The use of Svg's did not cause the error. However, (And I experienced this recently and scared myself and another member of the forum pretty good), if the index.theme does not properly dictate the size of a scalable icon, then it may well scale to its maximum size, causing display issues - freezing, login problems, etc. This is true for .svg, png or any other format. This happens when it tries to build and load an action toolbar fitted with a bunch of 256px icons... Which looks pretty hilarious if you can catch it without freezing your desktop (I have done this a few times)...
The advantage of .svg is that you can have a sized 16 icon that scales up to 256 or 512 without any distortion. Files .svg are Text-Based Images, not raster images.
A sized 16 .png image will look awful scaled up to 256px or 512px...

The downside of .svg files is- if you are working with a lot of them; it can get Tedious doing
in Inkscape.
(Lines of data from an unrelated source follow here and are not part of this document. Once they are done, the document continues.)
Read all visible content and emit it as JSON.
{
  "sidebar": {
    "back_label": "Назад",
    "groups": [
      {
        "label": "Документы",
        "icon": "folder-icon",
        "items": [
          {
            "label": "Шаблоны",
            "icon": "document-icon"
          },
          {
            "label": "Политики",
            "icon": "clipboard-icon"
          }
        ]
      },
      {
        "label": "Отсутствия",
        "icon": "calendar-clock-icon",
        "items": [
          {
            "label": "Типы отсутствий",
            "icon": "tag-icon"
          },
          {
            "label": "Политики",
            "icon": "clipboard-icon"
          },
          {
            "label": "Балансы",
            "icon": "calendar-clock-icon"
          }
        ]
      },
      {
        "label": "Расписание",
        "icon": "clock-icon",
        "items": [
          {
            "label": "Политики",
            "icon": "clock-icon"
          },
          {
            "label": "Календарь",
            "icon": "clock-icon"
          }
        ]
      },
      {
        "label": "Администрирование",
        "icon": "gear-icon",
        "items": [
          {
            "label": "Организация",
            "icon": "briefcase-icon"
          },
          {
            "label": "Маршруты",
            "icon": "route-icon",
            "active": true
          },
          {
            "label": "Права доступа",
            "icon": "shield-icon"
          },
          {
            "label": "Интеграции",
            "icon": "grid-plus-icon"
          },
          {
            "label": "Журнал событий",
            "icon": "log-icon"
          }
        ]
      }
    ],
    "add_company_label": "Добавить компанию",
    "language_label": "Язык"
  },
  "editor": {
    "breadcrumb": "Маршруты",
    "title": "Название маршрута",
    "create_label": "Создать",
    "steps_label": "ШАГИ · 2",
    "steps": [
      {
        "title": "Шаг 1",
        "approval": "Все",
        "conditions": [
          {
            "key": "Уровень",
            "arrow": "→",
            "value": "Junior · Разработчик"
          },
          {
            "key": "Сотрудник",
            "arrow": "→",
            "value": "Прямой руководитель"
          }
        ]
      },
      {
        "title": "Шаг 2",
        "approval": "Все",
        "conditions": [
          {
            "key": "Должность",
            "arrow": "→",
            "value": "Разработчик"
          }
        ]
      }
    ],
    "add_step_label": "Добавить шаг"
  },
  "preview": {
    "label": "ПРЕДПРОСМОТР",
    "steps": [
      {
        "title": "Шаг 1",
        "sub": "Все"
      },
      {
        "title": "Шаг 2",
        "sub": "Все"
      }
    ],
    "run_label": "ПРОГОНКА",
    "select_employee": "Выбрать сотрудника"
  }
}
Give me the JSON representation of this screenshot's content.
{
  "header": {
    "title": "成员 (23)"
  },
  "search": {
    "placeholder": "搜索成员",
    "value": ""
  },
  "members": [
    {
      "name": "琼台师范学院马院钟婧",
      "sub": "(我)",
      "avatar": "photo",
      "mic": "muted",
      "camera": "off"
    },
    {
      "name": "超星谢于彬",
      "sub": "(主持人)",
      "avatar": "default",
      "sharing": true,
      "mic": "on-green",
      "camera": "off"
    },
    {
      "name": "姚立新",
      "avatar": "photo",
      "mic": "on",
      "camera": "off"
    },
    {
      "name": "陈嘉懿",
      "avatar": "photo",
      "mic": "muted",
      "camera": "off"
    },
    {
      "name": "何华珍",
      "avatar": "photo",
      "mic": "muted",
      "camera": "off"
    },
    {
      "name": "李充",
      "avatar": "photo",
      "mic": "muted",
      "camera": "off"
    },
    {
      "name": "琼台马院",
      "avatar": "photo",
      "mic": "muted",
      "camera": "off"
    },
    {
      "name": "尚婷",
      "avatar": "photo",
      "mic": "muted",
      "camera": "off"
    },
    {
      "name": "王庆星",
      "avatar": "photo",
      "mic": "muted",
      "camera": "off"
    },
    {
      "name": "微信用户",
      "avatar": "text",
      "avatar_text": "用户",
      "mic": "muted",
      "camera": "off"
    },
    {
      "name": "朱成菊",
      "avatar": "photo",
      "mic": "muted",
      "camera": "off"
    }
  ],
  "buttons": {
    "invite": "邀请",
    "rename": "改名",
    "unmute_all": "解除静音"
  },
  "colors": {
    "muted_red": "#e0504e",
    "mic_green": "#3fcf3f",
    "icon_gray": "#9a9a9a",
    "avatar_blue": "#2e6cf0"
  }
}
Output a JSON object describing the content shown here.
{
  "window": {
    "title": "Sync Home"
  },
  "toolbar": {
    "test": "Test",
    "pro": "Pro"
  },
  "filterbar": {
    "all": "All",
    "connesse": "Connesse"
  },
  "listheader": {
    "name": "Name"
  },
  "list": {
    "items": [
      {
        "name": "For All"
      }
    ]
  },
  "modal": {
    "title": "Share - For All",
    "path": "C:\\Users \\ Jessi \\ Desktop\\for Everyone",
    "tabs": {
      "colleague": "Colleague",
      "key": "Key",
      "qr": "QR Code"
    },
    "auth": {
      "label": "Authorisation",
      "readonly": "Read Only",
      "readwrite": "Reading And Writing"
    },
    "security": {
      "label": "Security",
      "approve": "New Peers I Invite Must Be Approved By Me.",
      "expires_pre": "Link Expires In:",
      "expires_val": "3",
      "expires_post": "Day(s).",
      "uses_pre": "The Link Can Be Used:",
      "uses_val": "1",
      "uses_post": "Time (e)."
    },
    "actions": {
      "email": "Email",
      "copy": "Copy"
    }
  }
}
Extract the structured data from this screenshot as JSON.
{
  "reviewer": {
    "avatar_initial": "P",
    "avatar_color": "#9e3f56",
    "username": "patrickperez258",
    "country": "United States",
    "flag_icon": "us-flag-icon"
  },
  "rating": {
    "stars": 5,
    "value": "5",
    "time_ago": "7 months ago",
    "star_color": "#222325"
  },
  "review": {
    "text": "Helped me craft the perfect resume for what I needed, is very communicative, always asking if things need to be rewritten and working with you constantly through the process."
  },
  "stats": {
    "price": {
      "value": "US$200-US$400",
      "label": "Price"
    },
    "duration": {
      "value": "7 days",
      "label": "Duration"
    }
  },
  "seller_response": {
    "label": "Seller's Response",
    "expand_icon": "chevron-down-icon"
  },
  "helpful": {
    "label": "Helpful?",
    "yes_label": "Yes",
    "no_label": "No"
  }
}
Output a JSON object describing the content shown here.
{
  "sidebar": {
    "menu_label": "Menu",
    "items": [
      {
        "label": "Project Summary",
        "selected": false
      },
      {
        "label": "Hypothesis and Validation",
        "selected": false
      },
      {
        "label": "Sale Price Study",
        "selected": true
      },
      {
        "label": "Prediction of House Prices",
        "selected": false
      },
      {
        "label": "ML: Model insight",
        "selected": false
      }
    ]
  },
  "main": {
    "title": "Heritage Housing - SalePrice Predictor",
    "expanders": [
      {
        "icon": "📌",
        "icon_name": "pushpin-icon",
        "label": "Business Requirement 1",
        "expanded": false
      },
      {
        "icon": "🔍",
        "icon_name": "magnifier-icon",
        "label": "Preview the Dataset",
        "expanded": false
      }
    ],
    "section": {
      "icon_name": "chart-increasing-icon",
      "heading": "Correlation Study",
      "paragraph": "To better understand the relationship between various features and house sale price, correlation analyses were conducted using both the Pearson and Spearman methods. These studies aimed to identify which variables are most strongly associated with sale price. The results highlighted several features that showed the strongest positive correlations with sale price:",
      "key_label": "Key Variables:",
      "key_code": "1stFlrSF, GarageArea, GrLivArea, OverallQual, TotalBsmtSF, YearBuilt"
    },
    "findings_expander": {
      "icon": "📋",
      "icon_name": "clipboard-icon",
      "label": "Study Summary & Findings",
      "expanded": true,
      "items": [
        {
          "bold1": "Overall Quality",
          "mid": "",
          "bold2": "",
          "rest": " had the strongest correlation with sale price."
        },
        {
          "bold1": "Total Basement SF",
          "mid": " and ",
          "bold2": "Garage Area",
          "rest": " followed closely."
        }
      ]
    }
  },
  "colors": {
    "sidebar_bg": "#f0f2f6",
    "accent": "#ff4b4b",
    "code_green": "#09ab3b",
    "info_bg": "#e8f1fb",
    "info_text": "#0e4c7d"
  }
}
If you know a way of Batch Processing .svg image files - By all means please share it.
As it is for myself, whenever I make an icon set, I use .svg files as sparingly as possible, now. I only use them for Symbolic Icons which will be primarily sized 16 but can be scaled to 256 or larger. Part of my bias is that in my sets, sometimes I am dealing with 600 different icons or so or more.
If you have only 20 icons and a little bit of patience, feel free to use .svg files all you want. It will save space and give better small-to-large-scaling.
For large-to-small scaling, .png and .svg look exactly the same scaled.

Must "user_icons" be in /usr/share/icons, or can it be in ~/.icons?

Now, would the below steps work?
I put my custom app icons (named just like in Zorin) in scalable/app in user_icons, and have this for an index.theme:

Unsure if MinSize had to be 16 in all entries, or whatever Size is.

Yes, I love SVGs. They are vectors and easily editable. Very handy when I get bored of a color or wanna mix two icons together. What edits do you perform on your icons that you can do in batch? I change 30 or so icons, so I edit them one by one.

Oh, and i think I may know the culprit then.

There is this one icon I created for the Software store that is 1000x1000 px (my default Inkscape canvas size). I haven't checked, but he is my main suspect after what you have said hahaha.

They must be in ~/.icons in order to give them priority.

Icon theme and index.theme you relayed looks good. Min size should be 16. I change some of mine to 24px, instead, for better visibility. But certain boxes call only on size 16, so, for example: Places - would cut off the outside edges of the icon if size 24px is used instead of 16. some playing around with it to map it all out may be necessary if you want to use larger than size 16.

On .svg icons- None. Each must be done individually, which is painstaking and why I keep the usage of .svg icons to a minimum. You can imagine trying to edit 400 or more icons one at a time...
For .png, what edits I make vary a lot- from color changes, to fitting in details to changing different layers- but once you make the edit, you can batch process the change to the same icon as sized in the different size folders or if dealing with layers, to different icons that use the same layer. You can do this using Gimp batch Processing.

YUP! I bet that is it.

Thanks man, that has really worked flawlessly. Now I am just going ham changing my icons. hahahah

And I hear your plight. 400 icons all at once is indeed nuts. I am going to take my time, play the long game, only changing a few icons here and there. Maybe after a while I will reach that number